|New Hampshire||New Hampshire Senate Bill 176 — Senate Bill 176 was introduced in the 2015 session. It’s goal is to define the conditions that must be met for a primary care agreement to not be subjected to insurance laws as well as regulating the practice in general.|
|Oklahoma||Oklahoma Senate Bill 560 — The Health Empowerment Act, clarifies that contracts between a direct primary care provider and a patient is not subject to regulation by the Oklahoma Insurance Department and that they are not insurance. It also goes further, stating that there is no state law prohibiting a patient from obtaining medical care outside of an insurance plan.|
|Oregon||Oregon Statute § 735.500 — This statute defines rules for a certification as a retainer medical practice. Oregon requires that a direct care provider be certified by the state, and that they meet certain criteria. It includes provisions that define who can be a direct primary care provider, as well as defining the practice as not being medical insurance.|
|Texas||Texas House Bill 1945 (Passed 05/15) — The Texas legislature has passed a bill that allows for Texans to seek direct primary care. It goes on to define the provider, patient agreement as well as codifying that direct primary care is not insurance and is not regulated as such.|
|Utah||Utah Code, Title 31A, Chapter 4, Section 106.5 — Simply states that a direct primary care practice is exempt from state insurance regulations.|
|Washington||Washington Chapter 48.150 RCW — The Revised Code of Washington State (RCW) defines direct primary care and it’s rules. It also describes how it applies to the public policy of the state. It goes on to define that direct care providers are not insurers, as well as what they are allowed and not allowed to do.|
|West Virginia||West Virginia Code Chapter 16, Article 2 — West Virginia defines a direct primary care provider as a provider and not as an insurer. However direct care providers are overseen by the Insurance Commissioner for a variety of things, including certification and licensing.|

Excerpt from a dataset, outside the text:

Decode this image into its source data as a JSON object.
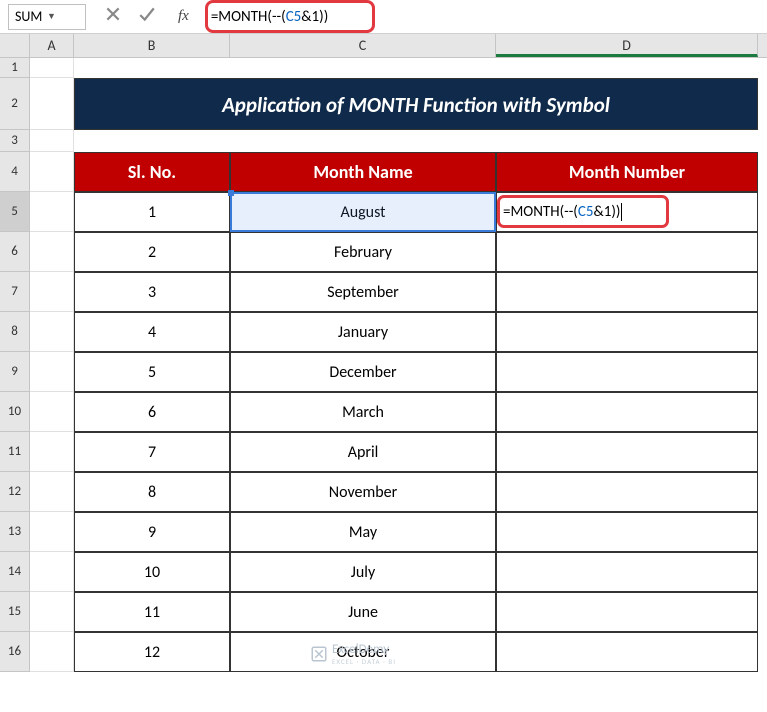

1. The direct primary care model is gaining traction. Is it right for you?